**Work to be completed:** All of the data must be returned exactly as given.

**Entries shown:**
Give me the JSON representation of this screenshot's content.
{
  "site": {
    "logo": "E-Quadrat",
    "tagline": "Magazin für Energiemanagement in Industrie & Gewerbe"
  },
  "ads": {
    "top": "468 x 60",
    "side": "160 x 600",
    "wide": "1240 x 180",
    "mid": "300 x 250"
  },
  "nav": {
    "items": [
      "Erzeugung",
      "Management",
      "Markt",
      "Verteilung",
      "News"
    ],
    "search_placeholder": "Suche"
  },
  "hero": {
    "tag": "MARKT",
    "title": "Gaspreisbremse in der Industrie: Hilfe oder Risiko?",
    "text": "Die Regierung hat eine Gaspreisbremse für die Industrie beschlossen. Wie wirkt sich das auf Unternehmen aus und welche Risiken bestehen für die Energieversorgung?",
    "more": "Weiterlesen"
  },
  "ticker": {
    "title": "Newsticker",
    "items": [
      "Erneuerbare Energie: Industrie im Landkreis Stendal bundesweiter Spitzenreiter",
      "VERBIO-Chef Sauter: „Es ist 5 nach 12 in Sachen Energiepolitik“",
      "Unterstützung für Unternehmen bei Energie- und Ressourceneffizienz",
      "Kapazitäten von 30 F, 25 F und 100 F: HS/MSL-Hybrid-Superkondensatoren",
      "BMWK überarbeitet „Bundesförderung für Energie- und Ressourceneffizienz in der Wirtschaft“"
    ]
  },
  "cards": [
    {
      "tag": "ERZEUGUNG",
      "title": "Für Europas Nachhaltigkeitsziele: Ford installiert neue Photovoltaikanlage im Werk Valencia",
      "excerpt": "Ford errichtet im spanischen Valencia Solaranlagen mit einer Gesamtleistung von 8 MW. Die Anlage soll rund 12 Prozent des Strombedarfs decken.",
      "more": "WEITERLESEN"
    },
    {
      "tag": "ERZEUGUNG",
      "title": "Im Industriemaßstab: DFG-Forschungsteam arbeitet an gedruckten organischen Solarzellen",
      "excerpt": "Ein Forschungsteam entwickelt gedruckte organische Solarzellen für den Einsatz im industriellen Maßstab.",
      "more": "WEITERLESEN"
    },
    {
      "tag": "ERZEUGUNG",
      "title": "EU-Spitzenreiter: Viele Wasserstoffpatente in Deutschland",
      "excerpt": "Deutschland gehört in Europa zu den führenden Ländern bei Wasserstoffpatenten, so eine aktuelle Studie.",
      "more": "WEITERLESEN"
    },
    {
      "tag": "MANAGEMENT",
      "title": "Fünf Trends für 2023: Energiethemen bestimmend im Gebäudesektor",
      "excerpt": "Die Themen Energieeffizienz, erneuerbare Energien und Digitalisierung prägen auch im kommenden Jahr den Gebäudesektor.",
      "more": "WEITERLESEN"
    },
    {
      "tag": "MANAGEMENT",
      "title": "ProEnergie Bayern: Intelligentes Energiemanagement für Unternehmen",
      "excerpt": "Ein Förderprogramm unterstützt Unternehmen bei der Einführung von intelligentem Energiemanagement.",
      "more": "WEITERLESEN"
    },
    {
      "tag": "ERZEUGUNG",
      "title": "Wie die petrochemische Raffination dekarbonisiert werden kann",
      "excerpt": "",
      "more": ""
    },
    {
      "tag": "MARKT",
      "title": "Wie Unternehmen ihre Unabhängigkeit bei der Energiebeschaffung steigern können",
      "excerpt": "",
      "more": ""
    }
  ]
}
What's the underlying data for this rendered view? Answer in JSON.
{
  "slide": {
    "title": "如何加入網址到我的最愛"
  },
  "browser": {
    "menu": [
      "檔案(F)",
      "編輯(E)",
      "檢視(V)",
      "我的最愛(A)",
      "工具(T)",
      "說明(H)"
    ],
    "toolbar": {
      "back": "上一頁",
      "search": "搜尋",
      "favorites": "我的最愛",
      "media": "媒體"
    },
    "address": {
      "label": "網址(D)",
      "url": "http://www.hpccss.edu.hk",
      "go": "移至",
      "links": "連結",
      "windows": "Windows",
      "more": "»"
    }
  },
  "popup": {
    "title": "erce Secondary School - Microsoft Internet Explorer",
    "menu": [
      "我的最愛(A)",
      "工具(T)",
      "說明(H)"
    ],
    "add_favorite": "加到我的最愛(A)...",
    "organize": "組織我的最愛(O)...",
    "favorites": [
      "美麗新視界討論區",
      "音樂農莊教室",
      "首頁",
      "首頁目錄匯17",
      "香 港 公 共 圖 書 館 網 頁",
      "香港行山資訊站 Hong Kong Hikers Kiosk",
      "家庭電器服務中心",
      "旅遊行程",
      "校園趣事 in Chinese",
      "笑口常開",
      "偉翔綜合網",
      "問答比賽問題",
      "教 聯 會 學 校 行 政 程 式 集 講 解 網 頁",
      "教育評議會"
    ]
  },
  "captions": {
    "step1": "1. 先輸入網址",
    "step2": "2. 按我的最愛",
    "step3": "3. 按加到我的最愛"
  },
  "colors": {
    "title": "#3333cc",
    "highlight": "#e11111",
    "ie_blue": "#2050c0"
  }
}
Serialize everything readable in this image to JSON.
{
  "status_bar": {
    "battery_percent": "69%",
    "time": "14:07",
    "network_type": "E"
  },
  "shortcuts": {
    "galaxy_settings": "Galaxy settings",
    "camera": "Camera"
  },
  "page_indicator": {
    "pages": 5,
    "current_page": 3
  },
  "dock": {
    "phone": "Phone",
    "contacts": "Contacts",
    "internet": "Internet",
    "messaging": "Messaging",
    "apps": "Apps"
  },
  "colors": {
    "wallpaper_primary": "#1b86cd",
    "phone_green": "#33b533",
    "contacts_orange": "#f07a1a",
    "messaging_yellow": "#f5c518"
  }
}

**Solution for this exercise:**
Give me the JSON representation of this screenshot's content.
{
  "site": {
    "logo": "E-Quadrat",
    "tagline": "Magazin für Energiemanagement in Industrie & Gewerbe"
  },
  "ads": {
    "top": "468 x 60",
    "side": "160 x 600",
    "wide": "1240 x 180",
    "mid": "300 x 250"
  },
  "nav": {
    "items": [
      "Erzeugung",
      "Management",
      "Markt",
      "Verteilung",
      "News"
    ],
    "search_placeholder": "Suche"
  },
  "hero": {
    "tag": "MARKT",
    "title": "Gaspreisbremse in der Industrie: Hilfe oder Risiko?",
    "text": "Die Regierung hat eine Gaspreisbremse für die Industrie beschlossen. Wie wirkt sich das auf Unternehmen aus und welche Risiken bestehen für die Energieversorgung?",
    "more": "Weiterlesen"
  },
  "ticker": {
    "title": "Newsticker",
    "items": [
      "Erneuerbare Energie: Industrie im Landkreis Stendal bundesweiter Spitzenreiter",
      "VERBIO-Chef Sauter: „Es ist 5 nach 12 in Sachen Energiepolitik“",
      "Unterstützung für Unternehmen bei Energie- und Ressourceneffizienz",
      "Kapazitäten von 30 F, 25 F und 100 F: HS/MSL-Hybrid-Superkondensatoren",
      "BMWK überarbeitet „Bundesförderung für Energie- und Ressourceneffizienz in der Wirtschaft“"
    ]
  },
  "cards": [
    {
      "tag": "ERZEUGUNG",
      "title": "Für Europas Nachhaltigkeitsziele: Ford installiert neue Photovoltaikanlage im Werk Valencia",
      "excerpt": "Ford errichtet im spanischen Valencia Solaranlagen mit einer Gesamtleistung von 8 MW. Die Anlage soll rund 12 Prozent des Strombedarfs decken.",
      "more": "WEITERLESEN"
    },
    {
      "tag": "ERZEUGUNG",
      "title": "Im Industriemaßstab: DFG-Forschungsteam arbeitet an gedruckten organischen Solarzellen",
      "excerpt": "Ein Forschungsteam entwickelt gedruckte organische Solarzellen für den Einsatz im industriellen Maßstab.",
      "more": "WEITERLESEN"
    },
    {
      "tag": "ERZEUGUNG",
      "title": "EU-Spitzenreiter: Viele Wasserstoffpatente in Deutschland",
      "excerpt": "Deutschland gehört in Europa zu den führenden Ländern bei Wasserstoffpatenten, so eine aktuelle Studie.",
      "more": "WEITERLESEN"
    },
    {
      "tag": "MANAGEMENT",
      "title": "Fünf Trends für 2023: Energiethemen bestimmend im Gebäudesektor",
      "excerpt": "Die Themen Energieeffizienz, erneuerbare Energien und Digitalisierung prägen auch im kommenden Jahr den Gebäudesektor.",
      "more": "WEITERLESEN"
    },
    {
      "tag": "MANAGEMENT",
      "title": "ProEnergie Bayern: Intelligentes Energiemanagement für Unternehmen",
      "excerpt": "Ein Förderprogramm unterstützt Unternehmen bei der Einführung von intelligentem Energiemanagement.",
      "more": "WEITERLESEN"
    },
    {
      "tag": "ERZEUGUNG",
      "title": "Wie die petrochemische Raffination dekarbonisiert werden kann",
      "excerpt": "",
      "more": ""
    },
    {
      "tag": "MARKT",
      "title": "Wie Unternehmen ihre Unabhängigkeit bei der Energiebeschaffung steigern können",
      "excerpt": "",
      "more": ""
    }
  ]
}
What's the underlying data for this rendered view? Answer in JSON.
{
  "slide": {
    "title": "如何加入網址到我的最愛"
  },
  "browser": {
    "menu": [
      "檔案(F)",
      "編輯(E)",
      "檢視(V)",
      "我的最愛(A)",
      "工具(T)",
      "說明(H)"
    ],
    "toolbar": {
      "back": "上一頁",
      "search": "搜尋",
      "favorites": "我的最愛",
      "media": "媒體"
    },
    "address": {
      "label": "網址(D)",
      "url": "http://www.hpccss.edu.hk",
      "go": "移至",
      "links": "連結",
      "windows": "Windows",
      "more": "»"
    }
  },
  "popup": {
    "title": "erce Secondary School - Microsoft Internet Explorer",
    "menu": [
      "我的最愛(A)",
      "工具(T)",
      "說明(H)"
    ],
    "add_favorite": "加到我的最愛(A)...",
    "organize": "組織我的最愛(O)...",
    "favorites": [
      "美麗新視界討論區",
      "音樂農莊教室",
      "首頁",
      "首頁目錄匯17",
      "香 港 公 共 圖 書 館 網 頁",
      "香港行山資訊站 Hong Kong Hikers Kiosk",
      "家庭電器服務中心",
      "旅遊行程",
      "校園趣事 in Chinese",
      "笑口常開",
      "偉翔綜合網",
      "問答比賽問題",
      "教 聯 會 學 校 行 政 程 式 集 講 解 網 頁",
      "教育評議會"
    ]
  },
  "captions": {
    "step1": "1. 先輸入網址",
    "step2": "2. 按我的最愛",
    "step3": "3. 按加到我的最愛"
  },
  "colors": {
    "title": "#3333cc",
    "highlight": "#e11111",
    "ie_blue": "#2050c0"
  }
}
Serialize everything readable in this image to JSON.
{
  "status_bar": {
    "battery_percent": "69%",
    "time": "14:07",
    "network_type": "E"
  },
  "shortcuts": {
    "galaxy_settings": "Galaxy settings",
    "camera": "Camera"
  },
  "page_indicator": {
    "pages": 5,
    "current_page": 3
  },
  "dock": {
    "phone": "Phone",
    "contacts": "Contacts",
    "internet": "Internet",
    "messaging": "Messaging",
    "apps": "Apps"
  },
  "colors": {
    "wallpaper_primary": "#1b86cd",
    "phone_green": "#33b533",
    "contacts_orange": "#f07a1a",
    "messaging_yellow": "#f5c518"
  }
}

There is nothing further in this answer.